Among the entries below, how many lines hold "Read"? Reply with the number only.

(Data provided Opens)

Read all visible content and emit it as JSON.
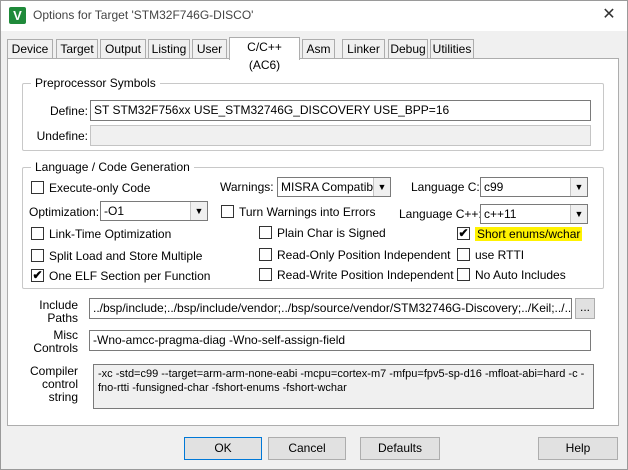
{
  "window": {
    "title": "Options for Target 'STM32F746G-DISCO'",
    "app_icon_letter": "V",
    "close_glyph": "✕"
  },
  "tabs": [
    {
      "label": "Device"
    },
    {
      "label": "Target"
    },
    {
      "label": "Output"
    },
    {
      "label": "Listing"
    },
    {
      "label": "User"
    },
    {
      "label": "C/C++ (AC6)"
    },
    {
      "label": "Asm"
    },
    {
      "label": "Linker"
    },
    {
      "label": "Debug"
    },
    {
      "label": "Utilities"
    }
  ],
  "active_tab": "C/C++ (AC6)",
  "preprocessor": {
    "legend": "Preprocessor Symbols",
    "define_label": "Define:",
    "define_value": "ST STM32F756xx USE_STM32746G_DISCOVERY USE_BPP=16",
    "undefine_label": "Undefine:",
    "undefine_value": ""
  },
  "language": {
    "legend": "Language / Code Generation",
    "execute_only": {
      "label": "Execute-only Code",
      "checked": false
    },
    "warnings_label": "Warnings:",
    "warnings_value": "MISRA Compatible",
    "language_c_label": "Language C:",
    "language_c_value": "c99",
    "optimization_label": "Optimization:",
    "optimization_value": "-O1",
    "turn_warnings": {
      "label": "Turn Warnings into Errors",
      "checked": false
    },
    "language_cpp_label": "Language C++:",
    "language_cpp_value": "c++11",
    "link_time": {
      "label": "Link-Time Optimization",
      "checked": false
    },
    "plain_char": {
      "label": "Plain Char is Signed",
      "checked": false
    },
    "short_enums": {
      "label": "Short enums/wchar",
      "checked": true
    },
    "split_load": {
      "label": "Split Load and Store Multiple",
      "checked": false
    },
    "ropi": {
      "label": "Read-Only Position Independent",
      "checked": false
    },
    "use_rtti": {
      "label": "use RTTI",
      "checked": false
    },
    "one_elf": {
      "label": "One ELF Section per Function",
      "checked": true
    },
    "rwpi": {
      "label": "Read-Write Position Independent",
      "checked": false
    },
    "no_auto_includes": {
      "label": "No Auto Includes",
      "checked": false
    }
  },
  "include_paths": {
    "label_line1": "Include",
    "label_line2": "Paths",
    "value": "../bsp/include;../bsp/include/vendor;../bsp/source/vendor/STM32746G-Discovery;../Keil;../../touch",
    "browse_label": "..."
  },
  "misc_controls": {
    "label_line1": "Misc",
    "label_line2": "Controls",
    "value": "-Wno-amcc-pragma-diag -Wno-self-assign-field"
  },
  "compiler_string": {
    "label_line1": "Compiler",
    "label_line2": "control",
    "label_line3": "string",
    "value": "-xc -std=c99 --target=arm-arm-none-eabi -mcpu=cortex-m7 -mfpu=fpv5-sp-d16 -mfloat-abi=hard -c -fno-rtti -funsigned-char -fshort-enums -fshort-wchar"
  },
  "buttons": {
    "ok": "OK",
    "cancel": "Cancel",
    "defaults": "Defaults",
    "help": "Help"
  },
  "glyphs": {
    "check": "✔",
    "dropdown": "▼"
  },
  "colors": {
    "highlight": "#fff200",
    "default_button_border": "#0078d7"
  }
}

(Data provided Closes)
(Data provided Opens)

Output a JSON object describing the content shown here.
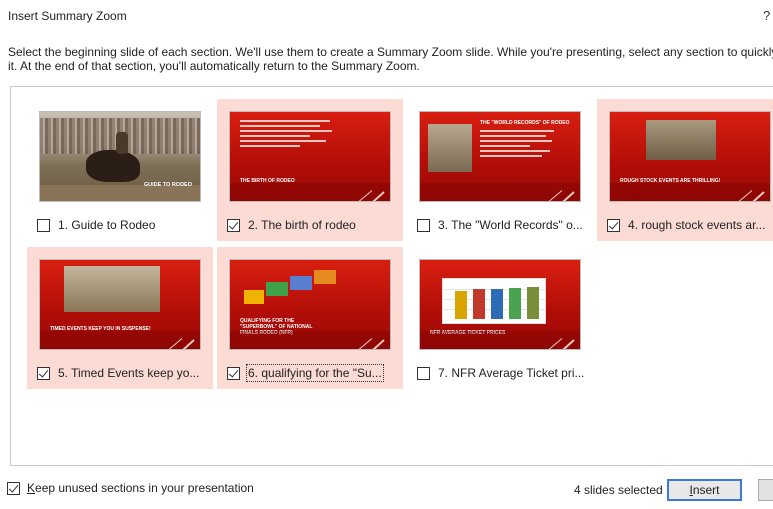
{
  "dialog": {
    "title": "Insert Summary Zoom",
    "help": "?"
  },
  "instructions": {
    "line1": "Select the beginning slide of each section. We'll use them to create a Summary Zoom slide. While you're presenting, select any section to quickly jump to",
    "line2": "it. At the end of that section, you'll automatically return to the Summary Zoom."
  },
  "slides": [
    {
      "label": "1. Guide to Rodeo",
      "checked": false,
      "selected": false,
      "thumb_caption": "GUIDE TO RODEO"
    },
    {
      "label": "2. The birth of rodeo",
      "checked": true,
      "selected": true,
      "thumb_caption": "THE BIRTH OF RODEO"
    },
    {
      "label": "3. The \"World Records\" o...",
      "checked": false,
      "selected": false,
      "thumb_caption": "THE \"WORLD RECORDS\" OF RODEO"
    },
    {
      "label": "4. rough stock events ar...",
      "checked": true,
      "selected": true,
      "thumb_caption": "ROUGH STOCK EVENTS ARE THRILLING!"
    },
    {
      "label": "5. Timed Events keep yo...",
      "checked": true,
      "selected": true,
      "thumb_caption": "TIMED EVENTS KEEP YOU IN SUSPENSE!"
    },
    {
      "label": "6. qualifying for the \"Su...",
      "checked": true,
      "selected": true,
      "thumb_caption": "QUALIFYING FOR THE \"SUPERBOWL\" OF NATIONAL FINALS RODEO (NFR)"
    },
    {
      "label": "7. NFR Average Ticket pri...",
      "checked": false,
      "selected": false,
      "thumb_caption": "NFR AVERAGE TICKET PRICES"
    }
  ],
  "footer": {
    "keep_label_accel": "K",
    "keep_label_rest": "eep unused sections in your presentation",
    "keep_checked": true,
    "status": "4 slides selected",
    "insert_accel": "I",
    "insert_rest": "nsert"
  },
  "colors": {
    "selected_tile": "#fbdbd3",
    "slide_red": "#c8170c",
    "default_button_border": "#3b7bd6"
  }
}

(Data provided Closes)

- _Exercise result_
3